The deceased and his family members were a common sight at Chichiri Shopping Centre in Blantyre where they would enlighten scores of Malawians to the causes, preventive measures and ills of the disease with crippling and deadly effects.
Reaching people with an unregistered group was not without setbacks.
Eight years ago, the family initiative ganged up with 50 volunteers to register the association.
Today, the body boasts about 15 000 members and branches at every district hospital.
Its head of finance and administration, John Kambalame, describes Ntambalika’s death as a big loss.
“We will continue from where he left,” he says. “Through the association, he has helped the country to know its diabetic population, to ensure drugs are available and that people are going for earlier tests.”

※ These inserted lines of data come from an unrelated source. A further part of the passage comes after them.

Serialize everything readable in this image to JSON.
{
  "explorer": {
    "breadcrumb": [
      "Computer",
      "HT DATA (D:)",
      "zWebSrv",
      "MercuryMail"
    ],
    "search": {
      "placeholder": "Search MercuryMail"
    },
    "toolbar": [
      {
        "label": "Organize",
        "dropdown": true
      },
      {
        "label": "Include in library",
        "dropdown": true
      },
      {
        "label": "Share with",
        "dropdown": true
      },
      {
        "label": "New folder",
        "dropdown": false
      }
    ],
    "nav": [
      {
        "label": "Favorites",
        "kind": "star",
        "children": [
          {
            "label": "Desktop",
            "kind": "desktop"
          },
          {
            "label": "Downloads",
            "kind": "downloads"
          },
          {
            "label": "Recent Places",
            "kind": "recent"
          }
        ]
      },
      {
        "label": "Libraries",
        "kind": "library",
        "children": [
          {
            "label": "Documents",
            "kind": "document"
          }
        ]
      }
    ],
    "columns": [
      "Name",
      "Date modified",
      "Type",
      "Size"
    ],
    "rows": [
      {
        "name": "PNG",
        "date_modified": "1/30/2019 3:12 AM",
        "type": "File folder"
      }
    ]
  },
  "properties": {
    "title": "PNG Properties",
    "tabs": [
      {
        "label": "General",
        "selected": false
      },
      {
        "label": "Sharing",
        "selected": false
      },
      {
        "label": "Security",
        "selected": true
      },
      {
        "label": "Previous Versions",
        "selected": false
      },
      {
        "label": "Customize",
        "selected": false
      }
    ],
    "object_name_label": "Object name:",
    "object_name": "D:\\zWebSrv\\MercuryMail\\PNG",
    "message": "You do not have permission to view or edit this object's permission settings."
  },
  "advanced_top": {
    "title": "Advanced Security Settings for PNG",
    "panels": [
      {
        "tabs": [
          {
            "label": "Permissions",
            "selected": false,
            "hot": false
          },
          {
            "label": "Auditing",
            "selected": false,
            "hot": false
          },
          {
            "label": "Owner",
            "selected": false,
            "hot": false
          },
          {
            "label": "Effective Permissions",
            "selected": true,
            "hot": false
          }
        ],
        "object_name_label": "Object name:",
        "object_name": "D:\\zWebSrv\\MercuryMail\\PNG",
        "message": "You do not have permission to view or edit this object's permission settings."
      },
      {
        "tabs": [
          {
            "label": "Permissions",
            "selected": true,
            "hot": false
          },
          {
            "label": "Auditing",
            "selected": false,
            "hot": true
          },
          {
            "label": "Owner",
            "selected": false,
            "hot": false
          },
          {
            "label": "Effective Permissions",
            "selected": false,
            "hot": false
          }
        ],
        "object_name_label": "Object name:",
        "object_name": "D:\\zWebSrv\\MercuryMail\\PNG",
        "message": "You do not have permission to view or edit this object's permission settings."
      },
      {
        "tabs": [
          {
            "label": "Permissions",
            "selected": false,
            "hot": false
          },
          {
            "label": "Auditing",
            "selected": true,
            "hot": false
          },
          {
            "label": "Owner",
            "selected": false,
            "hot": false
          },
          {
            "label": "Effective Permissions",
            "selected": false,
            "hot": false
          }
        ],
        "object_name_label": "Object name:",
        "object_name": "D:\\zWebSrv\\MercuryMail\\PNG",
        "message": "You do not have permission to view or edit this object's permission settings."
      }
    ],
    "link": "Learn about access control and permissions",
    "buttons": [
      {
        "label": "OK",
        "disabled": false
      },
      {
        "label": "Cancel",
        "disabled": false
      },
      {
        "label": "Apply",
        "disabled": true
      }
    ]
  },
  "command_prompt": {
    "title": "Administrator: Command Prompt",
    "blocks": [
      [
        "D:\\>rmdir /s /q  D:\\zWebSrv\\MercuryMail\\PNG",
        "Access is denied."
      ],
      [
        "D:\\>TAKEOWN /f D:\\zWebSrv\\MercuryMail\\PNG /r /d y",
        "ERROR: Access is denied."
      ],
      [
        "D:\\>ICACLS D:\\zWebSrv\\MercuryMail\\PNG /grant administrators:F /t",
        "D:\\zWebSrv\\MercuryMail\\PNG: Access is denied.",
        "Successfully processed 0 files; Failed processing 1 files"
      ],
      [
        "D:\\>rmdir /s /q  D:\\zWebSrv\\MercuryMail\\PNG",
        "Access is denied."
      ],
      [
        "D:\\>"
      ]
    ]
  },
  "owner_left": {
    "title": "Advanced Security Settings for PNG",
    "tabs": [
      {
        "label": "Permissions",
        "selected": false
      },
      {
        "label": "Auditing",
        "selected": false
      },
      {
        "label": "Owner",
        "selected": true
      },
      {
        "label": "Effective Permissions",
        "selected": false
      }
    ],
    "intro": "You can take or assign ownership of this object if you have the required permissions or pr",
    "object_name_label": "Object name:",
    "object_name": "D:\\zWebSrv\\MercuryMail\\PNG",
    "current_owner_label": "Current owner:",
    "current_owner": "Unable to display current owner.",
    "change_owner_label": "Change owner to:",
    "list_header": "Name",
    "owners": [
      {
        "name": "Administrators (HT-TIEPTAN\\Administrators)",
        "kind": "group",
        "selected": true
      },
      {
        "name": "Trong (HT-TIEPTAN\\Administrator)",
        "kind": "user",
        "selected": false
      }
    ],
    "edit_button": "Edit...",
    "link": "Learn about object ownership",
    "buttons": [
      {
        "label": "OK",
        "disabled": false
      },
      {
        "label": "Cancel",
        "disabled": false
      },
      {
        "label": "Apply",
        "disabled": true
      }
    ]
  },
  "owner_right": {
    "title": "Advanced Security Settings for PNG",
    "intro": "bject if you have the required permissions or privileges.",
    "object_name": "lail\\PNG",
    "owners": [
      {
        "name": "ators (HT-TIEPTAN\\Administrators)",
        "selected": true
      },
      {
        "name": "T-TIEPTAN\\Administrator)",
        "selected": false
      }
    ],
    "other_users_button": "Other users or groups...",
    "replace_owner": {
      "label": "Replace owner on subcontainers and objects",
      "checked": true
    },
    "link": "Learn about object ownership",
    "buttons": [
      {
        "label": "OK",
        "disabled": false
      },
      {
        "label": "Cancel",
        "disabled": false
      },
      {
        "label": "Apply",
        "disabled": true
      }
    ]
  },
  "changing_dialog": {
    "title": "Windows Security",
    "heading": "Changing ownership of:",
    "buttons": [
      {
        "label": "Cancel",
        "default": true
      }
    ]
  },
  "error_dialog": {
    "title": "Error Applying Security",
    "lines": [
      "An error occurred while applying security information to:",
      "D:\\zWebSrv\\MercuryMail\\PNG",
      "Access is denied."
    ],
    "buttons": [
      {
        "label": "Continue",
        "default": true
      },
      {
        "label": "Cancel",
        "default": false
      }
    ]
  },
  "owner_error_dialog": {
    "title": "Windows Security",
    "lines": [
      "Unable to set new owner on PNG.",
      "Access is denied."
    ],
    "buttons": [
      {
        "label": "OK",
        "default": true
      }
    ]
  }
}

Kambalame commends Ntambalika’s leadership for decentralising the struggle.
“This is what he wanted to achieve. He should be glad wherever he is,” he said.
Due to his willpower, Ntambalika was nicknamed Pafe Mphaka Pafe Galu.
“His motto was ‘no matter what’. Everywhere he went, he did not relax until his mission was accomplished. This is what DAM will miss more—a positive driving force,” Kambalame said.
The International Diabetes Federation (IDF) reports that 415 million people are living with the condition globally.
According to IDF, there were almost 203 000 cases and 5 211 in the country.
The patients often have to cope in difficult circumstances as diabetes often goes undiagnosed, which raises their risks of growing blind or losing a limb—if they survive at all.
In 2010, the World Health Organisation (WHO) researchers took blood-sugar levels of 5 206 adults aged from 25 to 64 and findings revealed almost six 5.6 percent had raised blood glucose levels.
“That doesn’t prove they have diabetes, but it is very likely. Five percent is a huge number! It means that in Blantyre, an area with one million inhabitants, half of whom are adults, there must be around 25 000 diabetics,” said Dr Theresa Allain of the College of Medicine (COM), a constituent college of the University of Malawi (Unima).
Nellie, who married Ntambalika 13 years ago, looks to the future assured of a nation which eats and lives mindful of the devastating effects of diabetes.
“He did his part. If we adhere to a good lifestyle, we will live. If we eat anything that comes our way, we may perish,” she said.
The man, who came from Mchilamwera in Thyolo, went to Malamulo and Matandani secondary schools before heading to Zimbabwe where he studied theology at Solusi Adventist University.
Key facts about diabetes
Cause: It occurs either when the pancreas does not produce insulin or when the body cannot effectively use the hormone that regulates sugar levels.
Symptoms: Excessive excretion of urine, thirst, constant hunger, weight loss, vision changes and fatigue.
Prevention: Simple lifestyle measures
l Maintain healthy body weight
l At least 30 minutes of regular exercises for weight control
l Eat a healthy diet, avoiding sugar and saturated fats
l Avoid tobacco use—smoking increases the risk of diabetes and heart diseases.—World Health Organisation